Task: Copy all lines in the data that contain the string "class".

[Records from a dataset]
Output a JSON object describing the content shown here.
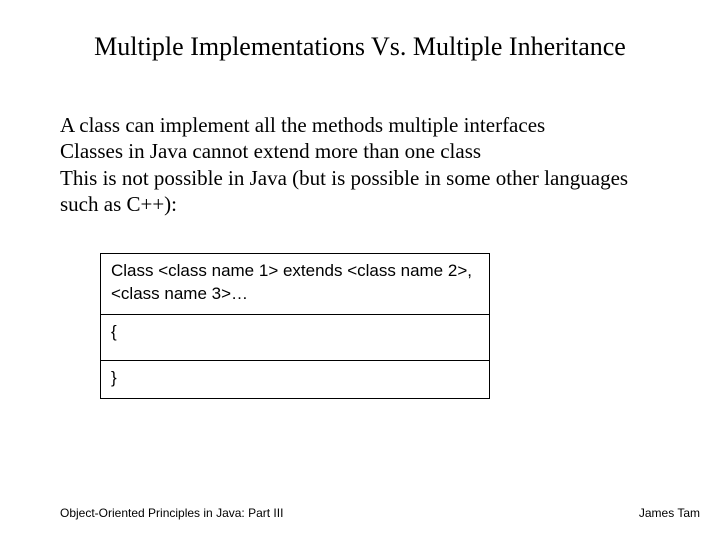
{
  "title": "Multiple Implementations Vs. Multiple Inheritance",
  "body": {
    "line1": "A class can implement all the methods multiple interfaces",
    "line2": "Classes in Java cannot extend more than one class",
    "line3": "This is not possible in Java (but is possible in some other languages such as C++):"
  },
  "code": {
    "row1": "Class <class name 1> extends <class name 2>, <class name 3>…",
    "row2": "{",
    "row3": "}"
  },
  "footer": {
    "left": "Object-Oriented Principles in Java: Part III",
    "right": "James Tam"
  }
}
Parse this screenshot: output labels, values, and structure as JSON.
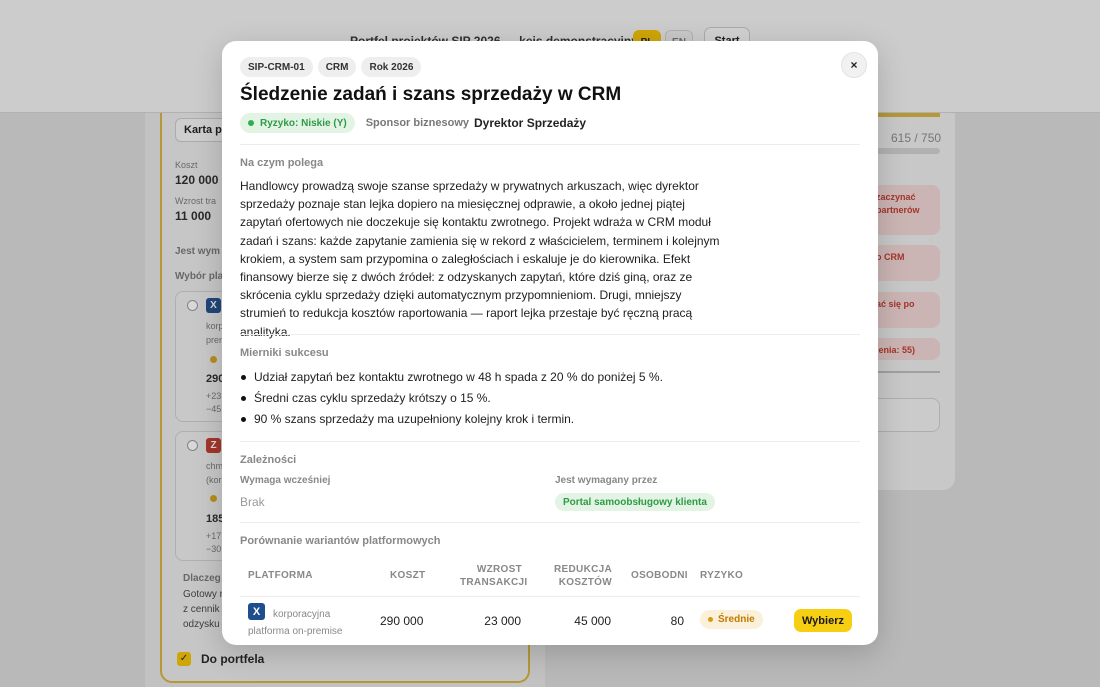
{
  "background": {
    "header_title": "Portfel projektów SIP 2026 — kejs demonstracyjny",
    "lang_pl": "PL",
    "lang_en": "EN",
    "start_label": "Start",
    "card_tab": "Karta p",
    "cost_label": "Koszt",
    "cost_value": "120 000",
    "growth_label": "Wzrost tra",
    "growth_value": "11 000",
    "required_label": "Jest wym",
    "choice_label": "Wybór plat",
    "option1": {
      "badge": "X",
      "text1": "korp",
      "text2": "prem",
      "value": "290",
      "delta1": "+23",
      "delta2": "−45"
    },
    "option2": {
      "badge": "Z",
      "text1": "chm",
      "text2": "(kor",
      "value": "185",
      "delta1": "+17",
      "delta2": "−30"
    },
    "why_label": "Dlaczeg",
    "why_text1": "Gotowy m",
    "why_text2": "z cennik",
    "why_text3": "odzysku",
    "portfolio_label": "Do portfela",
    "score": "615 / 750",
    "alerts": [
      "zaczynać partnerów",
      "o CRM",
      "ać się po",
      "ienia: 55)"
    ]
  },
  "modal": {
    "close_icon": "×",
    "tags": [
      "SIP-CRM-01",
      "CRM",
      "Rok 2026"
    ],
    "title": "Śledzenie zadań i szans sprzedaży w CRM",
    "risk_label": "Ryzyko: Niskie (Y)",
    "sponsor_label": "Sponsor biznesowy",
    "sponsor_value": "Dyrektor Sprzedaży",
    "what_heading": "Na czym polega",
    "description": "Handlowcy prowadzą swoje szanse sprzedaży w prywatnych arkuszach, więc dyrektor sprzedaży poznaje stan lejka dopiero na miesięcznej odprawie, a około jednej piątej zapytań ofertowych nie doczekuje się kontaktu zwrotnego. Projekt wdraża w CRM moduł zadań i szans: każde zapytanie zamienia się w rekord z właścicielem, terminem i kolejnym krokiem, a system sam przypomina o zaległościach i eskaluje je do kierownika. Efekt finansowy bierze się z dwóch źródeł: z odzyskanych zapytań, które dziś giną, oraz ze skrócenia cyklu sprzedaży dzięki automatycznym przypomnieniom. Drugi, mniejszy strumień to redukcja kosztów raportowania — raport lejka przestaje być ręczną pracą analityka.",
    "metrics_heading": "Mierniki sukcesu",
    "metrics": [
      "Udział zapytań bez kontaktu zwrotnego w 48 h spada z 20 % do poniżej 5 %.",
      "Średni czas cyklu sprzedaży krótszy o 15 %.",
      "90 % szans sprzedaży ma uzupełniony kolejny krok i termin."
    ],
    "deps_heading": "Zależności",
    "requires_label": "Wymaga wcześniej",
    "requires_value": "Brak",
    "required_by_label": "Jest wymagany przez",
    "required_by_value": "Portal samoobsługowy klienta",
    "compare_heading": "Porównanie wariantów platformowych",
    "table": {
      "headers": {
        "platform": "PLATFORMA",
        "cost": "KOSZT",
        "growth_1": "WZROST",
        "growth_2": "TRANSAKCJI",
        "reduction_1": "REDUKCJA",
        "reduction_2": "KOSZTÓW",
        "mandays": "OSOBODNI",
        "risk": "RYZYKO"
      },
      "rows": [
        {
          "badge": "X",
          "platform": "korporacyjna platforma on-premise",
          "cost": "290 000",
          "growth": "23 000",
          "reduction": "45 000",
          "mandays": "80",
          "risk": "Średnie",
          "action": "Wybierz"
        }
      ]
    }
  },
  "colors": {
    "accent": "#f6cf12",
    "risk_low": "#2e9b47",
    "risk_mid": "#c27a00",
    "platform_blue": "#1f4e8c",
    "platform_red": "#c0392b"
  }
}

Answer to this exercise:
    "line1": "A class can implement all the methods multiple interfaces",
    "line2": "Classes in Java cannot extend more than one class",
    "row1": "Class <class name 1> extends <class name 2>, <class name 3>…",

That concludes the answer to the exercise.